Reproduce the entire listing exactly. Leave the pictures out.

**Supplied information**
_ _ _ _

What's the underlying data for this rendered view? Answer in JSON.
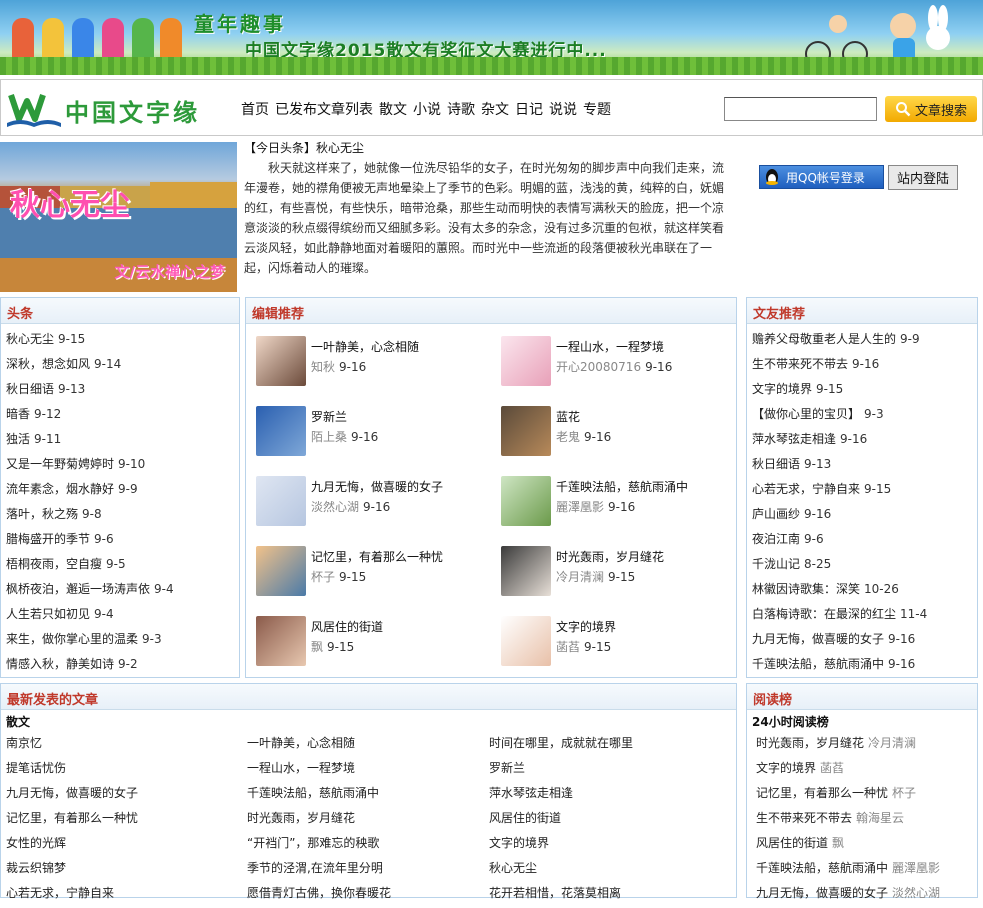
{
  "banner": {
    "title": "童年趣事",
    "subtitle": "中国文字缘2015散文有奖征文大赛进行中..."
  },
  "header": {
    "logo_text": "中国文字缘",
    "nav": [
      "首页",
      "已发布文章列表",
      "散文",
      "小说",
      "诗歌",
      "杂文",
      "日记",
      "说说",
      "专题"
    ],
    "search_placeholder": "",
    "search_button": "文章搜索",
    "qq_login": "用QQ帐号登录",
    "site_login": "站内登陆"
  },
  "headline": {
    "image_title": "秋心无尘",
    "image_author": "文/云水禅心之梦",
    "tag": "【今日头条】秋心无尘",
    "body": "秋天就这样来了，她就像一位洗尽铅华的女子，在时光匆匆的脚步声中向我们走来，流年漫卷，她的襟角便被无声地晕染上了季节的色彩。明媚的蓝，浅浅的黄，纯粹的白，妩媚的红，有些喜悦，有些快乐，暗带沧桑，那些生动而明快的表情写满秋天的脸庞，把一个凉意淡淡的秋点缀得缤纷而又细腻多彩。没有太多的杂念，没有过多沉重的包袱，就这样笑看云淡风轻，如此静静地面对着暖阳的蕙照。而时光中一些流逝的段落便被秋光串联在了一起，闪烁着动人的璀璨。"
  },
  "toutiao": {
    "title": "头条",
    "items": [
      {
        "t": "秋心无尘",
        "d": "9-15"
      },
      {
        "t": "深秋，想念如风",
        "d": "9-14"
      },
      {
        "t": "秋日细语",
        "d": "9-13"
      },
      {
        "t": "暗香",
        "d": "9-12"
      },
      {
        "t": "独活",
        "d": "9-11"
      },
      {
        "t": "又是一年野菊娉婷时",
        "d": "9-10"
      },
      {
        "t": "流年素念，烟水静好",
        "d": "9-9"
      },
      {
        "t": "落叶，秋之殇",
        "d": "9-8"
      },
      {
        "t": "腊梅盛开的季节",
        "d": "9-6"
      },
      {
        "t": "梧桐夜雨，空自瘦",
        "d": "9-5"
      },
      {
        "t": "枫桥夜泊，邂逅一场涛声依",
        "d": "9-4"
      },
      {
        "t": "人生若只如初见",
        "d": "9-4"
      },
      {
        "t": "来生，做你掌心里的温柔",
        "d": "9-3"
      },
      {
        "t": "情感入秋，静美如诗",
        "d": "9-2"
      }
    ]
  },
  "editor": {
    "title": "编辑推荐",
    "items": [
      {
        "t": "一叶静美，心念相随",
        "a": "知秋",
        "d": "9-16"
      },
      {
        "t": "一程山水，一程梦境",
        "a": "开心20080716",
        "d": "9-16"
      },
      {
        "t": "罗新兰",
        "a": "陌上桑",
        "d": "9-16"
      },
      {
        "t": "蓝花",
        "a": "老鬼",
        "d": "9-16"
      },
      {
        "t": "九月无悔，做喜暖的女子",
        "a": "淡然心湖",
        "d": "9-16"
      },
      {
        "t": "千莲映法船，慈航雨涌中",
        "a": "麗澤凰影",
        "d": "9-16"
      },
      {
        "t": "记忆里，有着那么一种忧",
        "a": "杯子",
        "d": "9-15"
      },
      {
        "t": "时光轰雨，岁月缝花",
        "a": "冷月清澜",
        "d": "9-15"
      },
      {
        "t": "风居住的街道",
        "a": "飘",
        "d": "9-15"
      },
      {
        "t": "文字的境界",
        "a": "菡萏",
        "d": "9-15"
      }
    ]
  },
  "friends": {
    "title": "文友推荐",
    "items": [
      {
        "t": "赡养父母敬重老人是人生的",
        "d": "9-9"
      },
      {
        "t": "生不带来死不带去",
        "d": "9-16"
      },
      {
        "t": "文字的境界",
        "d": "9-15"
      },
      {
        "t": "【做你心里的宝贝】",
        "d": "9-3"
      },
      {
        "t": "萍水琴弦走相逢",
        "d": "9-16"
      },
      {
        "t": "秋日细语",
        "d": "9-13"
      },
      {
        "t": "心若无求，宁静自来",
        "d": "9-15"
      },
      {
        "t": "庐山画纱",
        "d": "9-16"
      },
      {
        "t": "夜泊江南",
        "d": "9-6"
      },
      {
        "t": "千泷山记",
        "d": "8-25"
      },
      {
        "t": "林徽因诗歌集：深笑",
        "d": "10-26"
      },
      {
        "t": "白落梅诗歌：在最深的红尘",
        "d": "11-4"
      },
      {
        "t": "九月无悔，做喜暖的女子",
        "d": "9-16"
      },
      {
        "t": "千莲映法船，慈航雨涌中",
        "d": "9-16"
      }
    ]
  },
  "latest": {
    "title": "最新发表的文章",
    "category": "散文",
    "col1": [
      "南京忆",
      "提笔话忧伤",
      "九月无悔，做喜暖的女子",
      "记忆里，有着那么一种忧",
      "女性的光辉",
      "裁云织锦梦",
      "心若无求，宁静自来"
    ],
    "col2": [
      "一叶静美，心念相随",
      "一程山水，一程梦境",
      "千莲映法船，慈航雨涌中",
      "时光轰雨，岁月缝花",
      "“开裆门”，那难忘的秧歌",
      "季节的泾渭,在流年里分明",
      "愿借青灯古佛，换你春暖花"
    ],
    "col3": [
      "时间在哪里，成就就在哪里",
      "罗新兰",
      "萍水琴弦走相逢",
      "风居住的街道",
      "文字的境界",
      "秋心无尘",
      "花开若相惜，花落莫相离"
    ]
  },
  "ranking": {
    "title": "阅读榜",
    "sub": "24小时阅读榜",
    "items": [
      {
        "t": "时光轰雨，岁月缝花",
        "a": "冷月清澜"
      },
      {
        "t": "文字的境界",
        "a": "菡萏"
      },
      {
        "t": "记忆里，有着那么一种忧",
        "a": "杯子"
      },
      {
        "t": "生不带来死不带去",
        "a": "翰海星云"
      },
      {
        "t": "风居住的街道",
        "a": "飘"
      },
      {
        "t": "千莲映法船，慈航雨涌中",
        "a": "麗澤凰影"
      },
      {
        "t": "九月无悔，做喜暖的女子",
        "a": "淡然心湖"
      }
    ]
  }
}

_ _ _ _

**Finished task**
What's the underlying data for this rendered view? Answer in JSON.
{
  "banner": {
    "title": "童年趣事",
    "subtitle": "中国文字缘2015散文有奖征文大赛进行中..."
  },
  "header": {
    "logo_text": "中国文字缘",
    "nav": [
      "首页",
      "已发布文章列表",
      "散文",
      "小说",
      "诗歌",
      "杂文",
      "日记",
      "说说",
      "专题"
    ],
    "search_placeholder": "",
    "search_button": "文章搜索",
    "qq_login": "用QQ帐号登录",
    "site_login": "站内登陆"
  },
  "headline": {
    "image_title": "秋心无尘",
    "image_author": "文/云水禅心之梦",
    "tag": "【今日头条】秋心无尘",
    "body": "秋天就这样来了，她就像一位洗尽铅华的女子，在时光匆匆的脚步声中向我们走来，流年漫卷，她的襟角便被无声地晕染上了季节的色彩。明媚的蓝，浅浅的黄，纯粹的白，妩媚的红，有些喜悦，有些快乐，暗带沧桑，那些生动而明快的表情写满秋天的脸庞，把一个凉意淡淡的秋点缀得缤纷而又细腻多彩。没有太多的杂念，没有过多沉重的包袱，就这样笑看云淡风轻，如此静静地面对着暖阳的蕙照。而时光中一些流逝的段落便被秋光串联在了一起，闪烁着动人的璀璨。"
  },
  "toutiao": {
    "title": "头条",
    "items": [
      {
        "t": "秋心无尘",
        "d": "9-15"
      },
      {
        "t": "深秋，想念如风",
        "d": "9-14"
      },
      {
        "t": "秋日细语",
        "d": "9-13"
      },
      {
        "t": "暗香",
        "d": "9-12"
      },
      {
        "t": "独活",
        "d": "9-11"
      },
      {
        "t": "又是一年野菊娉婷时",
        "d": "9-10"
      },
      {
        "t": "流年素念，烟水静好",
        "d": "9-9"
      },
      {
        "t": "落叶，秋之殇",
        "d": "9-8"
      },
      {
        "t": "腊梅盛开的季节",
        "d": "9-6"
      },
      {
        "t": "梧桐夜雨，空自瘦",
        "d": "9-5"
      },
      {
        "t": "枫桥夜泊，邂逅一场涛声依",
        "d": "9-4"
      },
      {
        "t": "人生若只如初见",
        "d": "9-4"
      },
      {
        "t": "来生，做你掌心里的温柔",
        "d": "9-3"
      },
      {
        "t": "情感入秋，静美如诗",
        "d": "9-2"
      }
    ]
  },
  "editor": {
    "title": "编辑推荐",
    "items": [
      {
        "t": "一叶静美，心念相随",
        "a": "知秋",
        "d": "9-16"
      },
      {
        "t": "一程山水，一程梦境",
        "a": "开心20080716",
        "d": "9-16"
      },
      {
        "t": "罗新兰",
        "a": "陌上桑",
        "d": "9-16"
      },
      {
        "t": "蓝花",
        "a": "老鬼",
        "d": "9-16"
      },
      {
        "t": "九月无悔，做喜暖的女子",
        "a": "淡然心湖",
        "d": "9-16"
      },
      {
        "t": "千莲映法船，慈航雨涌中",
        "a": "麗澤凰影",
        "d": "9-16"
      },
      {
        "t": "记忆里，有着那么一种忧",
        "a": "杯子",
        "d": "9-15"
      },
      {
        "t": "时光轰雨，岁月缝花",
        "a": "冷月清澜",
        "d": "9-15"
      },
      {
        "t": "风居住的街道",
        "a": "飘",
        "d": "9-15"
      },
      {
        "t": "文字的境界",
        "a": "菡萏",
        "d": "9-15"
      }
    ]
  },
  "friends": {
    "title": "文友推荐",
    "items": [
      {
        "t": "赡养父母敬重老人是人生的",
        "d": "9-9"
      },
      {
        "t": "生不带来死不带去",
        "d": "9-16"
      },
      {
        "t": "文字的境界",
        "d": "9-15"
      },
      {
        "t": "【做你心里的宝贝】",
        "d": "9-3"
      },
      {
        "t": "萍水琴弦走相逢",
        "d": "9-16"
      },
      {
        "t": "秋日细语",
        "d": "9-13"
      },
      {
        "t": "心若无求，宁静自来",
        "d": "9-15"
      },
      {
        "t": "庐山画纱",
        "d": "9-16"
      },
      {
        "t": "夜泊江南",
        "d": "9-6"
      },
      {
        "t": "千泷山记",
        "d": "8-25"
      },
      {
        "t": "林徽因诗歌集：深笑",
        "d": "10-26"
      },
      {
        "t": "白落梅诗歌：在最深的红尘",
        "d": "11-4"
      },
      {
        "t": "九月无悔，做喜暖的女子",
        "d": "9-16"
      },
      {
        "t": "千莲映法船，慈航雨涌中",
        "d": "9-16"
      }
    ]
  },
  "latest": {
    "title": "最新发表的文章",
    "category": "散文",
    "col1": [
      "南京忆",
      "提笔话忧伤",
      "九月无悔，做喜暖的女子",
      "记忆里，有着那么一种忧",
      "女性的光辉",
      "裁云织锦梦",
      "心若无求，宁静自来"
    ],
    "col2": [
      "一叶静美，心念相随",
      "一程山水，一程梦境",
      "千莲映法船，慈航雨涌中",
      "时光轰雨，岁月缝花",
      "“开裆门”，那难忘的秧歌",
      "季节的泾渭,在流年里分明",
      "愿借青灯古佛，换你春暖花"
    ],
    "col3": [
      "时间在哪里，成就就在哪里",
      "罗新兰",
      "萍水琴弦走相逢",
      "风居住的街道",
      "文字的境界",
      "秋心无尘",
      "花开若相惜，花落莫相离"
    ]
  },
  "ranking": {
    "title": "阅读榜",
    "sub": "24小时阅读榜",
    "items": [
      {
        "t": "时光轰雨，岁月缝花",
        "a": "冷月清澜"
      },
      {
        "t": "文字的境界",
        "a": "菡萏"
      },
      {
        "t": "记忆里，有着那么一种忧",
        "a": "杯子"
      },
      {
        "t": "生不带来死不带去",
        "a": "翰海星云"
      },
      {
        "t": "风居住的街道",
        "a": "飘"
      },
      {
        "t": "千莲映法船，慈航雨涌中",
        "a": "麗澤凰影"
      },
      {
        "t": "九月无悔，做喜暖的女子",
        "a": "淡然心湖"
      }
    ]
  }
}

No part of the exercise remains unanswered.